Hypochondrogenesis is a rare form of skeletal dysplasia (or dwarfing syndrome) caused by mutations in the COL2A1 gene. The COL2A1 gene provides the instruction for the formation of collagen II, which is a major building block of cartilage, a major component of bone. Because of these mutations, infants with hypochondrogenesis have defects in their bone formation that cause them to have severely shortened limbs (arms and legs) and a small chest with short ribs.
shortened limbs (arms and legs) and a small chest with short ribs. As infants with hypochondrogenesis have small chests and abnormal ribs, their lungs are underdeveloped, which leads to respiratory (breathing) difficulties at birth.

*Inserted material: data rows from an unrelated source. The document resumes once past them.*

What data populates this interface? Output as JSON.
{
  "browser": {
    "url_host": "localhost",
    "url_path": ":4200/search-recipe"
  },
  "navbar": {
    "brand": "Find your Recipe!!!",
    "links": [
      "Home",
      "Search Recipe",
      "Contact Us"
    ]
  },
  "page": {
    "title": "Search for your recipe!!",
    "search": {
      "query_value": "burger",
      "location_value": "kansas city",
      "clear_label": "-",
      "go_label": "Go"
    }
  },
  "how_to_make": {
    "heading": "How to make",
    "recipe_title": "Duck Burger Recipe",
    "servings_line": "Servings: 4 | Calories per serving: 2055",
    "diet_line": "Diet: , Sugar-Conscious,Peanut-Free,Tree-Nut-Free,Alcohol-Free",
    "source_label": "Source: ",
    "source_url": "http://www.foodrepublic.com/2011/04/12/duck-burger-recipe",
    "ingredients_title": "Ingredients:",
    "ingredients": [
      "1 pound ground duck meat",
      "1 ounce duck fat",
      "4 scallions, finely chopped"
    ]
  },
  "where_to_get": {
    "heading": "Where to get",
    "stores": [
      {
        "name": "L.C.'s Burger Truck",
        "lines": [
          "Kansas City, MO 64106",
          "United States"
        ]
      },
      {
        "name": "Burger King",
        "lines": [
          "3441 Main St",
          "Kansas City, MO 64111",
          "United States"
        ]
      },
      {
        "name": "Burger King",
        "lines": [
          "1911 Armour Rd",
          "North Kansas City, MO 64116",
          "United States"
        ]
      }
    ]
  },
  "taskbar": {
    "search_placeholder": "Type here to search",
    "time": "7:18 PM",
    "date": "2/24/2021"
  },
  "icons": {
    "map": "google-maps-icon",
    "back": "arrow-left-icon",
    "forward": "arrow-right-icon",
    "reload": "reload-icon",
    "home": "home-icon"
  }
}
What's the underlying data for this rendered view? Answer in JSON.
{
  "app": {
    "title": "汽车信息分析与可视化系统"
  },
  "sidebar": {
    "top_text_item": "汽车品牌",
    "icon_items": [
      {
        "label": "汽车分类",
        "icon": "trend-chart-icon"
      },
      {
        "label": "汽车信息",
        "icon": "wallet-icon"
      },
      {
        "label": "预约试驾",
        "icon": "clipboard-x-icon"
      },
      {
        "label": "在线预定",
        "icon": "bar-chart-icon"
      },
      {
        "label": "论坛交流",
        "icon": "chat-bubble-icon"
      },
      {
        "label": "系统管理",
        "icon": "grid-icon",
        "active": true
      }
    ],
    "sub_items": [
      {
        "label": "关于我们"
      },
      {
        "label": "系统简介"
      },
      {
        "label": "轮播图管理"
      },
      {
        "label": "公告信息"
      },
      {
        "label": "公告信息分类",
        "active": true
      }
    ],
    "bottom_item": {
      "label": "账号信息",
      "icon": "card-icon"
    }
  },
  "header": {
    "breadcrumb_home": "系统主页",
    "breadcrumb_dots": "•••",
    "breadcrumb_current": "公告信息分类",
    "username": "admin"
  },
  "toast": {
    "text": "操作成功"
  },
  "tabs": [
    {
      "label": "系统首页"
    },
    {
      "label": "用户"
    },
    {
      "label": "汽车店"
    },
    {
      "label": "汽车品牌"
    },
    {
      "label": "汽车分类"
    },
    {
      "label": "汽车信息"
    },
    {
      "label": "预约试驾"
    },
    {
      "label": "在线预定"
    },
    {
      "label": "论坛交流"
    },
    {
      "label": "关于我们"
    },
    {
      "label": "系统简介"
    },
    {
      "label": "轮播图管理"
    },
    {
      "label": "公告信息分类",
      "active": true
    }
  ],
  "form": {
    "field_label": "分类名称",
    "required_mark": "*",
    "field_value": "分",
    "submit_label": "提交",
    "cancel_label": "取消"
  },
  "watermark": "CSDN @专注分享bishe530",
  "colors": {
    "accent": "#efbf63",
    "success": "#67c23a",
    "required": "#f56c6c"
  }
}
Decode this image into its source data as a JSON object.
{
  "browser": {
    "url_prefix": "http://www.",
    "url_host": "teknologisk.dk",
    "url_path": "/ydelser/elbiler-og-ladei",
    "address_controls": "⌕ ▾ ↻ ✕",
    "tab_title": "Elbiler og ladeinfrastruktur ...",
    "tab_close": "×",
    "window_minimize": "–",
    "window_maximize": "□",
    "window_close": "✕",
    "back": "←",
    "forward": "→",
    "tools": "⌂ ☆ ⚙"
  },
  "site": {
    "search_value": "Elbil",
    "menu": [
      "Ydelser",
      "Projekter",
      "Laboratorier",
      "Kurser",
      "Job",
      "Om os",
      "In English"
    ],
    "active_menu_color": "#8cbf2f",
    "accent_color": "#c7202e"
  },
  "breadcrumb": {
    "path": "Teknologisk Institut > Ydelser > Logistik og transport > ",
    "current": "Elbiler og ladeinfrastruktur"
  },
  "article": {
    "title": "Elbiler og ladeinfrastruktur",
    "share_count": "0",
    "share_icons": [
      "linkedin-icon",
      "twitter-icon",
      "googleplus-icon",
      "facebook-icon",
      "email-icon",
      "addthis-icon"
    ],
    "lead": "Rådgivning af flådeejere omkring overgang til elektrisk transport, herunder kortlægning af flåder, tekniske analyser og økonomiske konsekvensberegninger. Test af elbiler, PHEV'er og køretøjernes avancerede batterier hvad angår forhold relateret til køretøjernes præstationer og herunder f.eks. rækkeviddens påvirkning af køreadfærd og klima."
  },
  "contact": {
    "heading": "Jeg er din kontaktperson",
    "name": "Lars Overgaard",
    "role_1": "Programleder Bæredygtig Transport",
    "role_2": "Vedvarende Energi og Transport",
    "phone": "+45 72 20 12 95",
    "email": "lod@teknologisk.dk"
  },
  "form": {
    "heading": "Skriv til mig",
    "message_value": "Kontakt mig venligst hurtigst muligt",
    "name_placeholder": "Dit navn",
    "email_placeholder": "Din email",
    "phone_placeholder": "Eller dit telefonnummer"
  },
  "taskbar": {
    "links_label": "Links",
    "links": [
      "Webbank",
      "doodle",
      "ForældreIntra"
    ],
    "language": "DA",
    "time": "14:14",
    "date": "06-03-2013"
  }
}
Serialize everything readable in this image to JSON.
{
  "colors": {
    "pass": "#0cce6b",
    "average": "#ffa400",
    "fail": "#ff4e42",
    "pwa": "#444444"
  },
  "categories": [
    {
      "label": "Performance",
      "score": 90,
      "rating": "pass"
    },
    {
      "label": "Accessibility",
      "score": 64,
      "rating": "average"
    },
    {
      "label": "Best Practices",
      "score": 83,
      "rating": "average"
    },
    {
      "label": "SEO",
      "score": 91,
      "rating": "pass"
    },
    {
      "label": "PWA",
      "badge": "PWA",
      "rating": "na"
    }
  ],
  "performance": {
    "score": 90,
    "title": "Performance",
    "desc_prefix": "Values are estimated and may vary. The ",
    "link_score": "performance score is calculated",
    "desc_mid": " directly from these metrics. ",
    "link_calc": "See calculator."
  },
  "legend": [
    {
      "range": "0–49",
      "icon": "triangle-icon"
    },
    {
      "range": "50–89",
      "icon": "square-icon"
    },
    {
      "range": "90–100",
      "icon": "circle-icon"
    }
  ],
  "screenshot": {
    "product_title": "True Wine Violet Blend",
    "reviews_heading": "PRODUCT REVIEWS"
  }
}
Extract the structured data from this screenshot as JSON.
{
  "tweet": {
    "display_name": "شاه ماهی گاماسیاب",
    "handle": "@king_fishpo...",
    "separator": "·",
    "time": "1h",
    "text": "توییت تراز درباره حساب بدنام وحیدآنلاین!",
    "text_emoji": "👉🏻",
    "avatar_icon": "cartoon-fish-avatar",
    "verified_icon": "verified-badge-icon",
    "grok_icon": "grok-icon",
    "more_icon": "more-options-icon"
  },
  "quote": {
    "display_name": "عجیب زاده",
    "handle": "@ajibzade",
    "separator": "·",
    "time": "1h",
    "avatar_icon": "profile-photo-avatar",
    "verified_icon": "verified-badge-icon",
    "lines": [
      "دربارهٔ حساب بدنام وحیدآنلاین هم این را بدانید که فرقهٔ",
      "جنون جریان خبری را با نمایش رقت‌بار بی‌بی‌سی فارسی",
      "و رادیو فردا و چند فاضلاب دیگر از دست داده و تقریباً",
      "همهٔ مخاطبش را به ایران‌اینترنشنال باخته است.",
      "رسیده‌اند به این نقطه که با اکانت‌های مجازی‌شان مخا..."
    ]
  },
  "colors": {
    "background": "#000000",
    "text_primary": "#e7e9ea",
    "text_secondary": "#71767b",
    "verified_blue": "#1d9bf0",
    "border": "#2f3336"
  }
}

Hypochondrogenesis is one of the most severe conditions in a spectrum of disorders caused by mutations in the COL2A1 gene. This gene provides instructions for making a protein that forms type II collagen. This type of collagen is found mostly in the clear gel that fills the eyeball (the vitreous) and in cartilage. Cartilage is a tough, flexible tissue that makes up much of the skeleton during early development. Most cartilage is later converted to bone, except for the cartilage that continues to cover and protect the ends of bones and is present in the nose and external ears.
Affected infants have short arms and legs, a small chest with short ribs, and underdeveloped lungs. The spinal bones (vertebrae) in the neck and part of the pelvis (the sacrum) do not harden, or ossify, properly. The face appears flat and oval-shaped, with widely spaced eyes, a small chin, and, in some cases, an opening in the roof of the mouth called a cleft palate. The abdomen is enlarged, and excess fluid may build up in the body before birth (a condition called hydrops fetalis).
There is no cure or treatment for hypochondrogenesis. If the diagnosis is made prior to birth, the parents may wish to meet with a neonatalogist to discuss management of the birth. If hypochondrogenesis is detected during a pregnancy, patients have the option to terminate the pregnancy based upon the lethality of this condition. This is a very personal decision and should be made following serious counseling about the nature and outcome of this diagnosis.